>>>

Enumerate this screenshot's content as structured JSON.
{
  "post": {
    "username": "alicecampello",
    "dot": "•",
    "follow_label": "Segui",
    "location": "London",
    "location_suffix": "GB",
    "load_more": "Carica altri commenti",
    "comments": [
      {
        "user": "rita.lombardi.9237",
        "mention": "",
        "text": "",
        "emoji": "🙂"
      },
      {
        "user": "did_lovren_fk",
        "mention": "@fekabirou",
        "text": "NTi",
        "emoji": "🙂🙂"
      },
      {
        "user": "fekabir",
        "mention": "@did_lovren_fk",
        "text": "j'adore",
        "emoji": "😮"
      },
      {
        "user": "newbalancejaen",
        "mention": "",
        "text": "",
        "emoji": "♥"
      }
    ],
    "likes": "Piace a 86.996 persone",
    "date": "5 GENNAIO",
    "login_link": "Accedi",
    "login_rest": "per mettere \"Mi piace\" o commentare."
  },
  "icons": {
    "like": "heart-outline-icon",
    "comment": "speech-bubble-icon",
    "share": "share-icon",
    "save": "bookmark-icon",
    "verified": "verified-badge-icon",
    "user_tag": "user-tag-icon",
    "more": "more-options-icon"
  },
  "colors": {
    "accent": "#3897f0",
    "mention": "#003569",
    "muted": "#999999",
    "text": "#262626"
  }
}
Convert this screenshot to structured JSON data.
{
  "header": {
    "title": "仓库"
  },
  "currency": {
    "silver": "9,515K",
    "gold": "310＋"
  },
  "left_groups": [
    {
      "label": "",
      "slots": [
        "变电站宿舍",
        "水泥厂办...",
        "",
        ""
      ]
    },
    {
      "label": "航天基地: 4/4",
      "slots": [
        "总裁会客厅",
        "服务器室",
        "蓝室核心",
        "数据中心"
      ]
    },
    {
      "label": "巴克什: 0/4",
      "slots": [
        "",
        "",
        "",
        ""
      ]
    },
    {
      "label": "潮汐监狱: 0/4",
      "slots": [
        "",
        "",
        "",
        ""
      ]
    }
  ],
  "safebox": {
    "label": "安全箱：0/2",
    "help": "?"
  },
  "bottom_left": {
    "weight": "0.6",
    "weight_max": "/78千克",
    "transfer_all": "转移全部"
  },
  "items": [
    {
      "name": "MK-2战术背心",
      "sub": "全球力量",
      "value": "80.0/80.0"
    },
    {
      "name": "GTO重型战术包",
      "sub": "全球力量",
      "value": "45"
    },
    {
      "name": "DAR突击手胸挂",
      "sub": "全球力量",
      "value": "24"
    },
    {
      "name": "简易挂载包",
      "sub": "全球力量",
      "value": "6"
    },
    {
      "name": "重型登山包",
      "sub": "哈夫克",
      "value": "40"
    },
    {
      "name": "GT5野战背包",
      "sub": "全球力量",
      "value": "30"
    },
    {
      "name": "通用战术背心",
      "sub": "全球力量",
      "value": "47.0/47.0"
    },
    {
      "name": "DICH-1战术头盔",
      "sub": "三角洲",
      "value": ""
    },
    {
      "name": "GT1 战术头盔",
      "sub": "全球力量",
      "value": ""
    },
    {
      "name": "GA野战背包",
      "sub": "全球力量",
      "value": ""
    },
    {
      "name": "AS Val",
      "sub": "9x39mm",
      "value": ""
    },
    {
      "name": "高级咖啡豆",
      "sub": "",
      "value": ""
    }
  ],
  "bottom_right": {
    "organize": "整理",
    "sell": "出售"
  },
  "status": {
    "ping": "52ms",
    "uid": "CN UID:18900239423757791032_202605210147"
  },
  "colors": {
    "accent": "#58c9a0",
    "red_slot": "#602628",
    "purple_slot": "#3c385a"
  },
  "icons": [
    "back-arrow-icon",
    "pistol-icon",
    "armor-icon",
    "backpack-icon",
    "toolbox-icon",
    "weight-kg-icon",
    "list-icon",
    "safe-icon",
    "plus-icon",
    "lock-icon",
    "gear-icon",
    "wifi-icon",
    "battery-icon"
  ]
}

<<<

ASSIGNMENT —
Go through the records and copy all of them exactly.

SOLUTION TO THE EXERCISE —
Enumerate this screenshot's content as structured JSON.
{
  "post": {
    "username": "alicecampello",
    "dot": "•",
    "follow_label": "Segui",
    "location": "London",
    "location_suffix": "GB",
    "load_more": "Carica altri commenti",
    "comments": [
      {
        "user": "rita.lombardi.9237",
        "mention": "",
        "text": "",
        "emoji": "🙂"
      },
      {
        "user": "did_lovren_fk",
        "mention": "@fekabirou",
        "text": "NTi",
        "emoji": "🙂🙂"
      },
      {
        "user": "fekabir",
        "mention": "@did_lovren_fk",
        "text": "j'adore",
        "emoji": "😮"
      },
      {
        "user": "newbalancejaen",
        "mention": "",
        "text": "",
        "emoji": "♥"
      }
    ],
    "likes": "Piace a 86.996 persone",
    "date": "5 GENNAIO",
    "login_link": "Accedi",
    "login_rest": "per mettere \"Mi piace\" o commentare."
  },
  "icons": {
    "like": "heart-outline-icon",
    "comment": "speech-bubble-icon",
    "share": "share-icon",
    "save": "bookmark-icon",
    "verified": "verified-badge-icon",
    "user_tag": "user-tag-icon",
    "more": "more-options-icon"
  },
  "colors": {
    "accent": "#3897f0",
    "mention": "#003569",
    "muted": "#999999",
    "text": "#262626"
  }
}
Convert this screenshot to structured JSON data.
{
  "header": {
    "title": "仓库"
  },
  "currency": {
    "silver": "9,515K",
    "gold": "310＋"
  },
  "left_groups": [
    {
      "label": "",
      "slots": [
        "变电站宿舍",
        "水泥厂办...",
        "",
        ""
      ]
    },
    {
      "label": "航天基地: 4/4",
      "slots": [
        "总裁会客厅",
        "服务器室",
        "蓝室核心",
        "数据中心"
      ]
    },
    {
      "label": "巴克什: 0/4",
      "slots": [
        "",
        "",
        "",
        ""
      ]
    },
    {
      "label": "潮汐监狱: 0/4",
      "slots": [
        "",
        "",
        "",
        ""
      ]
    }
  ],
  "safebox": {
    "label": "安全箱：0/2",
    "help": "?"
  },
  "bottom_left": {
    "weight": "0.6",
    "weight_max": "/78千克",
    "transfer_all": "转移全部"
  },
  "items": [
    {
      "name": "MK-2战术背心",
      "sub": "全球力量",
      "value": "80.0/80.0"
    },
    {
      "name": "GTO重型战术包",
      "sub": "全球力量",
      "value": "45"
    },
    {
      "name": "DAR突击手胸挂",
      "sub": "全球力量",
      "value": "24"
    },
    {
      "name": "简易挂载包",
      "sub": "全球力量",
      "value": "6"
    },
    {
      "name": "重型登山包",
      "sub": "哈夫克",
      "value": "40"
    },
    {
      "name": "GT5野战背包",
      "sub": "全球力量",
      "value": "30"
    },
    {
      "name": "通用战术背心",
      "sub": "全球力量",
      "value": "47.0/47.0"
    },
    {
      "name": "DICH-1战术头盔",
      "sub": "三角洲",
      "value": ""
    },
    {
      "name": "GT1 战术头盔",
      "sub": "全球力量",
      "value": ""
    },
    {
      "name": "GA野战背包",
      "sub": "全球力量",
      "value": ""
    },
    {
      "name": "AS Val",
      "sub": "9x39mm",
      "value": ""
    },
    {
      "name": "高级咖啡豆",
      "sub": "",
      "value": ""
    }
  ],
  "bottom_right": {
    "organize": "整理",
    "sell": "出售"
  },
  "status": {
    "ping": "52ms",
    "uid": "CN UID:18900239423757791032_202605210147"
  },
  "colors": {
    "accent": "#58c9a0",
    "red_slot": "#602628",
    "purple_slot": "#3c385a"
  },
  "icons": [
    "back-arrow-icon",
    "pistol-icon",
    "armor-icon",
    "backpack-icon",
    "toolbox-icon",
    "weight-kg-icon",
    "list-icon",
    "safe-icon",
    "plus-icon",
    "lock-icon",
    "gear-icon",
    "wifi-icon",
    "battery-icon"
  ]
}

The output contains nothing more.